__Action item__
Every entry is to be printed again precisely as given.

__Website and app data records__
^^^^^^^^

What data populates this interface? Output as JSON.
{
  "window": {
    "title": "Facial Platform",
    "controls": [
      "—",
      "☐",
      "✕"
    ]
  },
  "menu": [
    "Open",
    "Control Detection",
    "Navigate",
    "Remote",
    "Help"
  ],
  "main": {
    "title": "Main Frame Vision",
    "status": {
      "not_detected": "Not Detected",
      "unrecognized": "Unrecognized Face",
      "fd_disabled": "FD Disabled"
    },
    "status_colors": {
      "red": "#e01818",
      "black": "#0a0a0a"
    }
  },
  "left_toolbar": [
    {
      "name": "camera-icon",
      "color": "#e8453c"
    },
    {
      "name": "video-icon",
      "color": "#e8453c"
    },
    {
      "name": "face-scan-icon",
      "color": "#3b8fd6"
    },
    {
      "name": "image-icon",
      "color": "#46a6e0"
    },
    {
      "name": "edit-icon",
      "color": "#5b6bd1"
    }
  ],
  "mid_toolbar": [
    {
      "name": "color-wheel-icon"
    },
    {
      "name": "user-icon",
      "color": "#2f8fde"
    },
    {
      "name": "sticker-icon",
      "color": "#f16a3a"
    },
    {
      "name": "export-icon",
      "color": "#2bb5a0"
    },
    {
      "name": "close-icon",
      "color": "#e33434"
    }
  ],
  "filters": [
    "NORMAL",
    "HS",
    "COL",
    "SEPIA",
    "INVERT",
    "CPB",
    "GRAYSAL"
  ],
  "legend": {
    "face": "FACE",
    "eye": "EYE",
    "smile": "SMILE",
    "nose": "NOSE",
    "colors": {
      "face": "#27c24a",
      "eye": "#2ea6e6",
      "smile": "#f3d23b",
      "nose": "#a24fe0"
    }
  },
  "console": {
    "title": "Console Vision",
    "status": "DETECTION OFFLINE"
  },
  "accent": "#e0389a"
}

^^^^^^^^

__Response to the exercise__
What data populates this interface? Output as JSON.
{
  "window": {
    "title": "Facial Platform",
    "controls": [
      "—",
      "☐",
      "✕"
    ]
  },
  "menu": [
    "Open",
    "Control Detection",
    "Navigate",
    "Remote",
    "Help"
  ],
  "main": {
    "title": "Main Frame Vision",
    "status": {
      "not_detected": "Not Detected",
      "unrecognized": "Unrecognized Face",
      "fd_disabled": "FD Disabled"
    },
    "status_colors": {
      "red": "#e01818",
      "black": "#0a0a0a"
    }
  },
  "left_toolbar": [
    {
      "name": "camera-icon",
      "color": "#e8453c"
    },
    {
      "name": "video-icon",
      "color": "#e8453c"
    },
    {
      "name": "face-scan-icon",
      "color": "#3b8fd6"
    },
    {
      "name": "image-icon",
      "color": "#46a6e0"
    },
    {
      "name": "edit-icon",
      "color": "#5b6bd1"
    }
  ],
  "mid_toolbar": [
    {
      "name": "color-wheel-icon"
    },
    {
      "name": "user-icon",
      "color": "#2f8fde"
    },
    {
      "name": "sticker-icon",
      "color": "#f16a3a"
    },
    {
      "name": "export-icon",
      "color": "#2bb5a0"
    },
    {
      "name": "close-icon",
      "color": "#e33434"
    }
  ],
  "filters": [
    "NORMAL",
    "HS",
    "COL",
    "SEPIA",
    "INVERT",
    "CPB",
    "GRAYSAL"
  ],
  "legend": {
    "face": "FACE",
    "eye": "EYE",
    "smile": "SMILE",
    "nose": "NOSE",
    "colors": {
      "face": "#27c24a",
      "eye": "#2ea6e6",
      "smile": "#f3d23b",
      "nose": "#a24fe0"
    }
  },
  "console": {
    "title": "Console Vision",
    "status": "DETECTION OFFLINE"
  },
  "accent": "#e0389a"
}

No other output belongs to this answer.